What’s also fortunate is that Jim doesn’t seem to possess one ounce of my rodent fear. He’s been a trooper setting traps and ‘removing the goods.’ We’ve caught three mice so far and are continuing our efforts with a vengeance. Stuff like this definitely makes me miss the days of renting and having a landlord who was obligated to fix everything. On the other hand, I suppose one day this will be funny. When that day comes I’ll be sure to let you know.

Did I mention that the roof started leaking during all of this? Right.

book worm

Tonight I was at my neighborhood book club. Let me fend off sounding like a complete nerd by explaining that this is a monthly opportunity to gather with neighborhood women, eat delicious food, have a fair amount of wine, and maybe (just maybe) talk about a book for a few minutes. We all have good intentions to read the books, but sometimes life gets in the way.

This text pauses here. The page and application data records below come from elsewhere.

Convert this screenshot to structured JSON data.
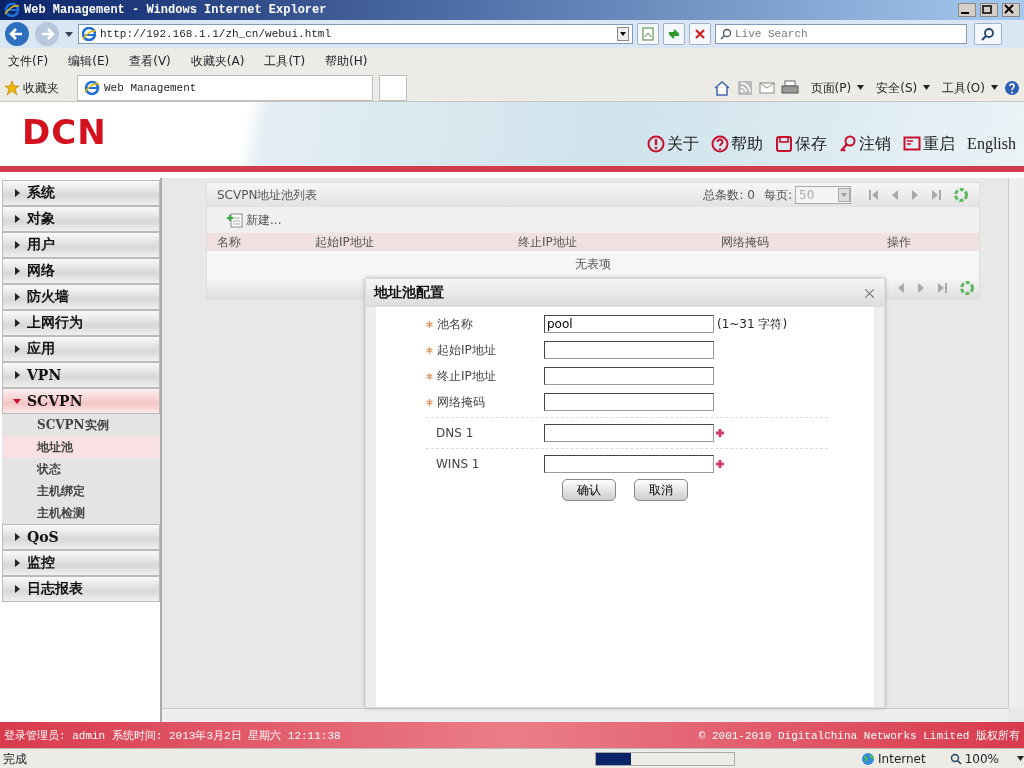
{
  "browser": {
    "title": "Web Management - Windows Internet Explorer",
    "address": "http://192.168.1.1/zh_cn/webui.html",
    "search_placeholder": "Live Search",
    "menu": [
      "文件(F)",
      "编辑(E)",
      "查看(V)",
      "收藏夹(A)",
      "工具(T)",
      "帮助(H)"
    ],
    "favorites": "收藏夹",
    "tab_title": "Web Management",
    "commands": [
      "页面(P)",
      "安全(S)",
      "工具(O)"
    ]
  },
  "header": {
    "logo": "DCN",
    "links": [
      {
        "kind": "about",
        "label": "关于"
      },
      {
        "kind": "help",
        "label": "帮助"
      },
      {
        "kind": "save",
        "label": "保存"
      },
      {
        "kind": "logout",
        "label": "注销"
      },
      {
        "kind": "reboot",
        "label": "重启"
      }
    ],
    "language": "English"
  },
  "sidebar": {
    "items": [
      {
        "label": "系统",
        "expanded": false
      },
      {
        "label": "对象",
        "expanded": false
      },
      {
        "label": "用户",
        "expanded": false
      },
      {
        "label": "网络",
        "expanded": false
      },
      {
        "label": "防火墙",
        "expanded": false
      },
      {
        "label": "上网行为",
        "expanded": false
      },
      {
        "label": "应用",
        "expanded": false
      },
      {
        "label": "VPN",
        "expanded": false
      },
      {
        "label": "SCVPN",
        "expanded": true,
        "children": [
          {
            "label": "SCVPN实例",
            "selected": false
          },
          {
            "label": "地址池",
            "selected": true
          },
          {
            "label": "状态",
            "selected": false
          },
          {
            "label": "主机绑定",
            "selected": false
          },
          {
            "label": "主机检测",
            "selected": false
          }
        ]
      },
      {
        "label": "QoS",
        "expanded": false
      },
      {
        "label": "监控",
        "expanded": false
      },
      {
        "label": "日志报表",
        "expanded": false
      }
    ]
  },
  "table": {
    "title": "SCVPN地址池列表",
    "total": "总条数: 0",
    "per_page_label": "每页:",
    "per_page": "50",
    "new_button": "新建...",
    "columns": [
      "名称",
      "起始IP地址",
      "终止IP地址",
      "网络掩码",
      "操作"
    ],
    "empty": "无表项"
  },
  "dialog": {
    "title": "地址池配置",
    "fields": [
      {
        "label": "池名称",
        "required": true,
        "kind": "text",
        "value": "pool",
        "hint": "(1~31 字符)"
      },
      {
        "label": "起始IP地址",
        "required": true,
        "kind": "text"
      },
      {
        "label": "终止IP地址",
        "required": true,
        "kind": "text"
      },
      {
        "label": "网络掩码",
        "required": true,
        "kind": "text"
      },
      {
        "label": "DNS 1",
        "required": false,
        "kind": "addable"
      },
      {
        "label": "WINS 1",
        "required": false,
        "kind": "addable"
      }
    ],
    "buttons": [
      "确认",
      "取消"
    ]
  },
  "footer": {
    "login": "登录管理员: admin 系统时间: 2013年3月2日 星期六 12:11:38",
    "copyright": "© 2001-2010 DigitalChina Networks Limited 版权所有"
  },
  "status_bar": {
    "text": "完成",
    "progress": {
      "level": 0.25
    },
    "zone": "Internet",
    "zoom": "100%"
  }
}
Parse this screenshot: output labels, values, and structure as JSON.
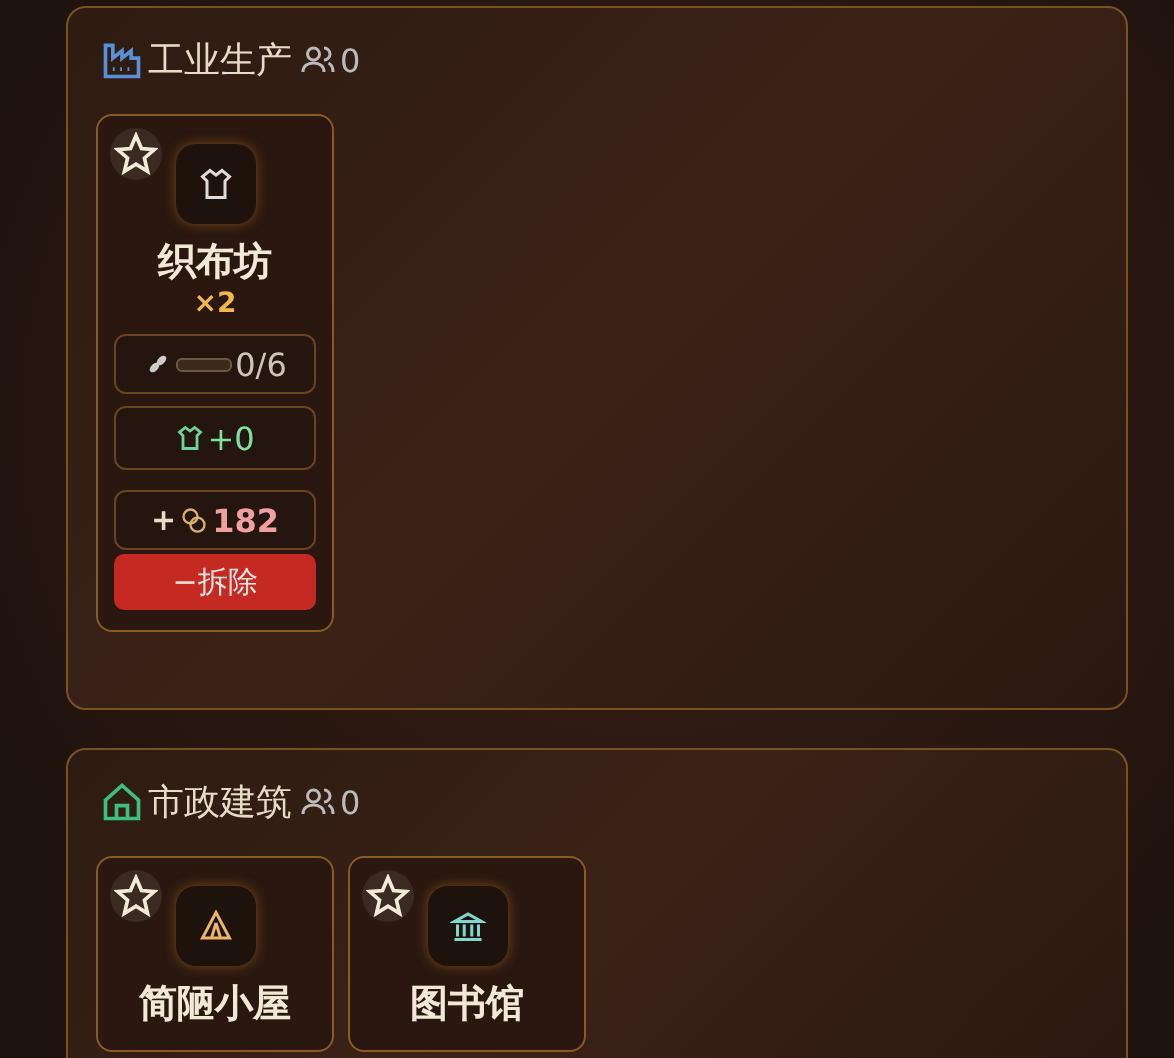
{
  "sections": [
    {
      "title": "工业生产",
      "kind": "factory",
      "workers": "0",
      "buildings": [
        {
          "name": "织布坊",
          "kind": "shirt",
          "count": "×2",
          "favorite": false,
          "stats": [
            {
              "kind": "storage",
              "value": "0/6",
              "level": 0
            },
            {
              "kind": "output",
              "value": "+0"
            },
            {
              "kind": "income",
              "prefix": "+",
              "value": "182"
            }
          ],
          "action": "−拆除"
        }
      ]
    },
    {
      "title": "市政建筑",
      "kind": "house",
      "workers": "0",
      "buildings": [
        {
          "name": "简陋小屋",
          "kind": "tent",
          "favorite": false
        },
        {
          "name": "图书馆",
          "kind": "temple",
          "favorite": false
        }
      ]
    }
  ]
}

At any rate, it’s fabulous company that I look forward to each month.

There’s something about being surrounded by different generations of women that really feeds the soul.

I’ve always loved reading, and it’s interesting to have a generally solitary activity morph into a boisterous social event. We have no theme for the books we choose; it’s merely the thread that laces together our gatherings.

In case anyone’s looking for some good reads, here are our latest picks:

1. The Book Thief

2. The Wednesday Sisters

3. The Great Gatsby

4. Julie and Julie

5. The Keeper

I enjoyed them all, minus # 2, and haven’t started # 5.